Wednesday, November 9, 2011

The Master's Travels

I've been thinking.

I realize that can be a dangerous thing, but it's what I've been doing today. After all, I had a root canal yesterday, and then went and accidentally bit down on that same tooth. Aside from sitting there in a bit of pain, there wasn't much else for me to do.

But today I've been thinking about some of those letters that we've received from the Universal House of Justice in the past couple of years. That, combined with the fact that I just finished reading 'Abdu'l-Baha in Their Midst (amazing book, and I highly recommend it), particularly got me thinking about a letter that came out on 29 August 2010. It's not particularly long, only 5 paragraphs, but I realized that I've never really looked at it here.

Why not?

Good question. I think it's because I didn't quite understand its importance. I'm sure that I still don't, but I'd like to. It's the letter that signaled the centenary of "the opening of a glorious new chapter in the annals of the Faith", namely the Master's departure from Haifa for Port Said. This was the beginning of His epic journey to the West. This was the journey that allowed the Faith to "burst its restraints", the first time that the "Head of the Faith enjoyed a freedom of action to pursue unencumbered its divinely prescribed mission." 16 pages in God Passes By, and 10 pages in Century of Light, deal with this historic journey, not to mention all the other countless pages that have been written about it. It's pretty important, a significant part of the history of our Faith, and the Universal House of Justice brought it to our attention, once again, with this letter.

They point out the He was in poor health, unfamiliar with the customs of the areas He visited, and generally would have been considered ill-suited to carry out such a task. Yet He arose.

But like usual, the Universal House of Justice does not merely call our attention to His sacrifice and the wonderful deeds He accomplished. No. They set this incredible example before our eyes to inspire us to "embrace receptive souls, to raise capacity for service, to build local communities, to strengthen institutions, or to exploit opportunities emerging to engage in social action and contribute to public discourse."

We are to use His example to arise whenever and wherever possible and meet with people of all walks of life with wisdom and love.

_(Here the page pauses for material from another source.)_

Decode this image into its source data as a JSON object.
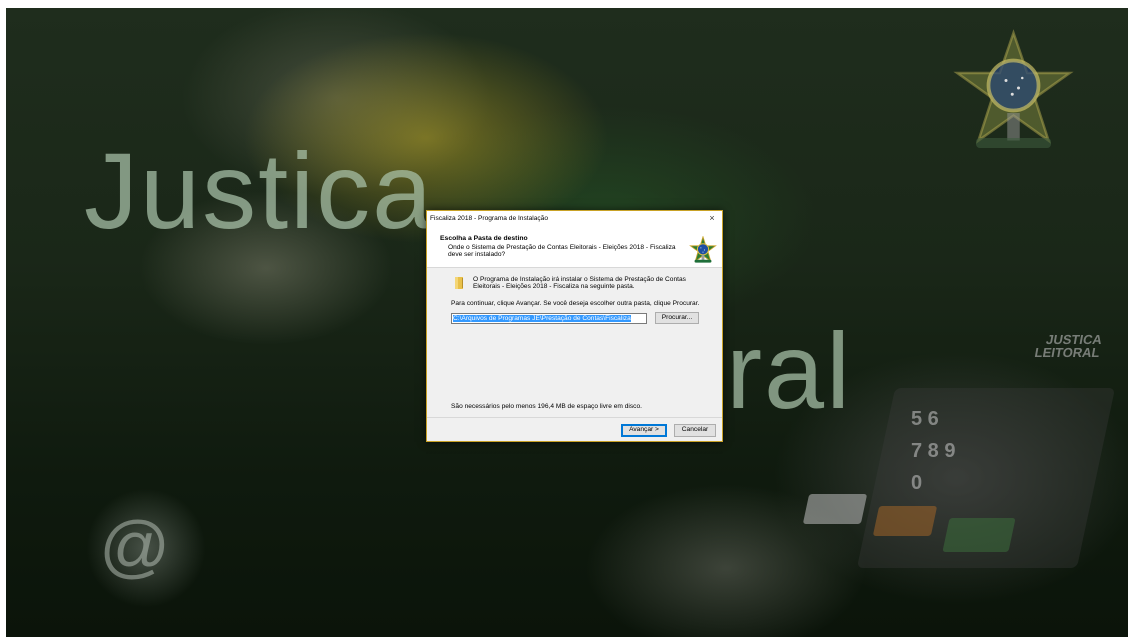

I find it quite intriguing that we have such a stage set, right now, in cities all over the world, with this "Occupy" movement. Can we not use such a forum, such a platform for discussion to uplift and inspire people with this divine Message? Can we not praise them for their efforts in drawing attention to such a crisis in our social institutions, while avoiding those forms of protest that the House of Justice implies will not meet the needs of today?

Let's remember that priceless quote from over 10 years ago: "Humanity's crying need will not be met by a struggle among competing ambitions or by protest against one or another of the countless wrongs afflicting a desperate age. It calls, rather, for a fundamental change of consciousness, for a wholehearted embrace of Bahá'u'lláh's teaching that the time has come when each human being on earth must learn to accept responsibility for the welfare of the entire human family."

Time and again the Master attended meetings and halls to praise the efforts of those who were striving to help change the world for a better place. Most of these groups were foredoomed to failure, but still He praised their efforts, while also helping them achieve a greater vision of their work.

Can we do any less?

Out of all the talks He gave, the one which He continually recommended people to study, one of those that He had translated and sent to the East, was the one He gave in a synagogue, Temple Emmanu-El in California, in which He spoke about Jesus and Muhammad. There is very little about Baha'u'llah, or the Baha'i Faith directly in that talk, except towards the very end in which there is a short mention, but He really spoke about what they needed to hear at that moment.

When reading about His travels in the West, the one thing that stands out the most to me is the time He dedicated to really listening to people's needs. To countless thousands He spoke about Baha'u'llah and the Baha'i Faith directly, but there are also countless times when He didn't. There were many times when He was indirect.

We need to look at His example, and not go to either extreme.

Admittedly, for years we, as a community, were at the extreme of not using the direct method often enough, and needed to balance that. But we should not go to the other extreme either. We should follow His example, and listen to the needs of those we would seek to teach, and then use the appropriate method, all the while showering them with love.

I'm sure I've said a lot of this before, but it seemed worth saying again.

Besides, it's a good time to look at His travels once more.

1 comment:

  1. I made a T-shirt for occupy wall street with the quote from the Hidden Word "Tell the rich of the midnight sighing of the poor." Baha'u'llah - 1857. On the front it says... "Your people are your treasures. By their means ye survive"...from the letter to queen Victoria by Bahau'ullah - 1868.
    it has been effective.